Accept others if you want recovery from sex or porn addiction

Recovery teaches us to look at ourselves instead of trying to fix others. We can’t waste time trying to change other people, we can only change ourselves. But if we can’t fix the people around us, how can we live with them? By practicing acceptance.

The Big Book of Alcoholics Anonymous emphasizes that we cannot find serenity until we accept things and people as they are. This is hard for many of us, for many reasons.

As Christians, we often struggle to accept people who disagree with us, or who have different standards of behavior. We worry that if we accept someone just as they are, then we are endorsing their moral and spiritual choices. If we want to help them grow or change, we feel we need to withhold acceptance. But that’s not true. In fact, it’s just the opposite. When we withhold acceptance – from others or from ourselves – we create conflict and lose the opportunity to stimulate positive change.

Carl Jung said, “We cannot change anything unless we accept it. Condemnation does not liberate, it oppresses.”

We can accept someone without approving or agreeing with what they do. The reality is that we can’t change them – or control their behavior – anyway. All we can control is our own responses to them.

Our lack of acceptance creates stress and tension in relationships. It also cuts us off from many blessings.

I had a friend from one of the SA programs who was needing more support. I recommended a certain group to him. When he attended the group, he was dismayed because some of the members had a different approach to sobriety than he did. Rather than adopt a “live and let live” approach, and seek to learn from this other program and find the help he needed, he chose to go into a critical, judgmental mode, and refused to participate in the group any longer. He couldn’t get over his disagreement with how they approached recovery – and so lost the opportunity to get support and help he really needed.

Serenity comes when we concentrate on the attitudes we need to change instead of how the world around us needs to change. When we focus on another person’s negative qualities, those qualities grow larger. So why not focus instead on the good qualities?

Our serenity will grow as we develop reasonable, appropriate expectations of others. Remember that everyone is a work in progress.
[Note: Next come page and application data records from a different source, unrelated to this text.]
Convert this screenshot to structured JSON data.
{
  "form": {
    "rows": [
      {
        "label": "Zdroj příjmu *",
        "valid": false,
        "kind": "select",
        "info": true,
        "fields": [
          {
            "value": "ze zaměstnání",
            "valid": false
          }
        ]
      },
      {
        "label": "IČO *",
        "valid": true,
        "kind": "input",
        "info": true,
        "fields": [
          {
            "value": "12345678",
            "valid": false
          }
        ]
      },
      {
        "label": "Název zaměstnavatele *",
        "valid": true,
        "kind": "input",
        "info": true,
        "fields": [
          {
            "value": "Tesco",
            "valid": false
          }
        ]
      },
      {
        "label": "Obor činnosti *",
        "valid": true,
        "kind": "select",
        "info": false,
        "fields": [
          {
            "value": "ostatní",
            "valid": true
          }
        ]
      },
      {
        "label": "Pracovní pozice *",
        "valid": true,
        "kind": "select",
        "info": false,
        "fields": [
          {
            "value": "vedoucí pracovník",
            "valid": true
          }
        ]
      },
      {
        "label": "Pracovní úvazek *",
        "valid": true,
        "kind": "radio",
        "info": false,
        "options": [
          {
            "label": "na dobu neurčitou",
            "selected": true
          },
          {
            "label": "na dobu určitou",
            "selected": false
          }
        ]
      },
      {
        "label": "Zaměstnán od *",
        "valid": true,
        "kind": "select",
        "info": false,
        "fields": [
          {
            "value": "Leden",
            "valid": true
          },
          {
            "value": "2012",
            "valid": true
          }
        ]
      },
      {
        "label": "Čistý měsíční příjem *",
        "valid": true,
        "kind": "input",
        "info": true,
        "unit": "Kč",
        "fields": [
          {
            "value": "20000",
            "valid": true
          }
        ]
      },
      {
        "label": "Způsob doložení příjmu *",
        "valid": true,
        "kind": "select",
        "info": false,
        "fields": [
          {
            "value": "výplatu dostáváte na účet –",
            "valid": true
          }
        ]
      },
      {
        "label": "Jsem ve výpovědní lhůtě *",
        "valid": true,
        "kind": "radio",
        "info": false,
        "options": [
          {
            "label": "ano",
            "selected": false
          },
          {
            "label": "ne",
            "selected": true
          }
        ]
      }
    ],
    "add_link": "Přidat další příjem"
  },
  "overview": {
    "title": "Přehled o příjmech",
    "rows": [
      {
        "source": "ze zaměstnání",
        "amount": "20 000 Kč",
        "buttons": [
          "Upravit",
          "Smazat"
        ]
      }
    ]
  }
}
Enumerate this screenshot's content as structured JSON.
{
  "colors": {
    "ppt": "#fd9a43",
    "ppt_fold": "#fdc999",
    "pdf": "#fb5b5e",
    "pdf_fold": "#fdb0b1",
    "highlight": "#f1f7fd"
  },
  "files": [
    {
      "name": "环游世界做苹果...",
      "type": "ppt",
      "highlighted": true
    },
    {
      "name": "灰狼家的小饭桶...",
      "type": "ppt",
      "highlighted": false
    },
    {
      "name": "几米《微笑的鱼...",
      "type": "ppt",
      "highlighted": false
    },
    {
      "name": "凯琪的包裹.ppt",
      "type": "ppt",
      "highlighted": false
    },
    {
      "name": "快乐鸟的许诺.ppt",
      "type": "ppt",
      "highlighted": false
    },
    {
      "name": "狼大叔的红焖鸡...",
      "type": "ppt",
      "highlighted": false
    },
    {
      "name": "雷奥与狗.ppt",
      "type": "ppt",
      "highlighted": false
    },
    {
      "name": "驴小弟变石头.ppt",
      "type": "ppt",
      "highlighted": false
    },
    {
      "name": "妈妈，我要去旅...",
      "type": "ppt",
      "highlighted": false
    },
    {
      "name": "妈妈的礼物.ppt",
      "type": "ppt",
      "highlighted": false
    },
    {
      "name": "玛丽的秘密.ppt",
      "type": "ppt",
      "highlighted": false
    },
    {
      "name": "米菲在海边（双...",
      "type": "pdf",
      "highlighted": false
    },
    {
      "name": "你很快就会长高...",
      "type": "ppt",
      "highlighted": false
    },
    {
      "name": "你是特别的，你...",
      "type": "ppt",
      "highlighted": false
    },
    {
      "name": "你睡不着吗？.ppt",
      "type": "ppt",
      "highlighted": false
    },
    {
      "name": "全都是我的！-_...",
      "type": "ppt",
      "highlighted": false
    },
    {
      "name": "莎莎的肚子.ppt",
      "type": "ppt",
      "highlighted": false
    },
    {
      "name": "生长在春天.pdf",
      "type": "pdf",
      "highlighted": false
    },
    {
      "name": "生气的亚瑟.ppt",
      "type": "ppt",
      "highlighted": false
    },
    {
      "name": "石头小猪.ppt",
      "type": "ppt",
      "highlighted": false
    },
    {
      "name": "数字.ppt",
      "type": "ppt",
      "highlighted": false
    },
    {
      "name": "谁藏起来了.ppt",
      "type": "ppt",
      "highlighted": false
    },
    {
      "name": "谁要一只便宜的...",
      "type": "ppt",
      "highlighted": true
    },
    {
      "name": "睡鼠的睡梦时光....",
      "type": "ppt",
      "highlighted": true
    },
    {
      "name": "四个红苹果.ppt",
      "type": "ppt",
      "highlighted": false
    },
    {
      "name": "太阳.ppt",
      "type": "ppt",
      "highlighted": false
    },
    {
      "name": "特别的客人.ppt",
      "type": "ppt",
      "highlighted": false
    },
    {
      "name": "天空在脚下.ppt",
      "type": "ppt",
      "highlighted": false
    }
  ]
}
No one is perfect.  Can we accept them – and ourselves – even in the midst of that imperfection?

* This is a post that I wrote a couple years ago, but I changed the date recently to get it back on the front page. Hope you like — and comment!

5 thoughts on “Accept others if you want recovery from sex or porn addiction

  1. Raman

    Thanks for the shares, throws a lot of light on issues I am facing.

    At age 49 and being clean for 22 plus years, im now content to not hunt for female sexual partners. I have been celibate for a about 19 months now and am quite serene about it.

    The thing that has worried me no end is my habits from the past, the mental habits that keep referring back to pornographic sex I saw on videp and took as benchmarks for my own sexual activities.

    Im slowly letting all of that go and Meditation is keeping me Serene inspite of changes.

    Hope someone else can share a bit on recovering from porn…

    Thanks and God Bless !!!

    Reply
  2. Paul

    Thank you Mark for that reminder. I didn’t realize how critical acceptance was for my recovery journey, but it has been. Especially when I was driving myself into anxiety trying to control people’s decisions that I considered insane. Surrender and acceptance go hand in hand. My biggest challenge is learning to continue to accept the “crazy-makers” (as you referred to in your previous article) while maintaining healty boundaries. Not so easy when I have co-dependency issues as well. Any thought?

    Reply
  3. Mark Post author

    Thanks for the great comments.

    Raman – wow way to go on the sobriety! I completely agree with you about meditation … doing something every day (recovery reading and meditation) has been essential in my journey as well.

    Paul – when I teach at workshops about this, and work with guys in coaching settings, I think people are surprised to discover how important acceptance is. And your comment about the challenge of maintaining healthy boundaries while at the same time dealing with codependence is right on track: it is NOT easy. In essence, that becomes one of the most important aspects of recovery for many people. Addiction writing has focused for years on the spouse of the addict as the “codependent,” but my mentor Mark Laaser says that he has yet to meet a married sex addict who was NOT codependent himself! We all struggle with this in our marriages and to varying degrees in other relationships too. I think the key is to identify this as an issue to work on, and focusing effort with your sponsor and/or therapist as the months and years of recovery go by.

    – Mark

    Reply

Leave a Reply

Your email address will not be published. Required fields are marked *


*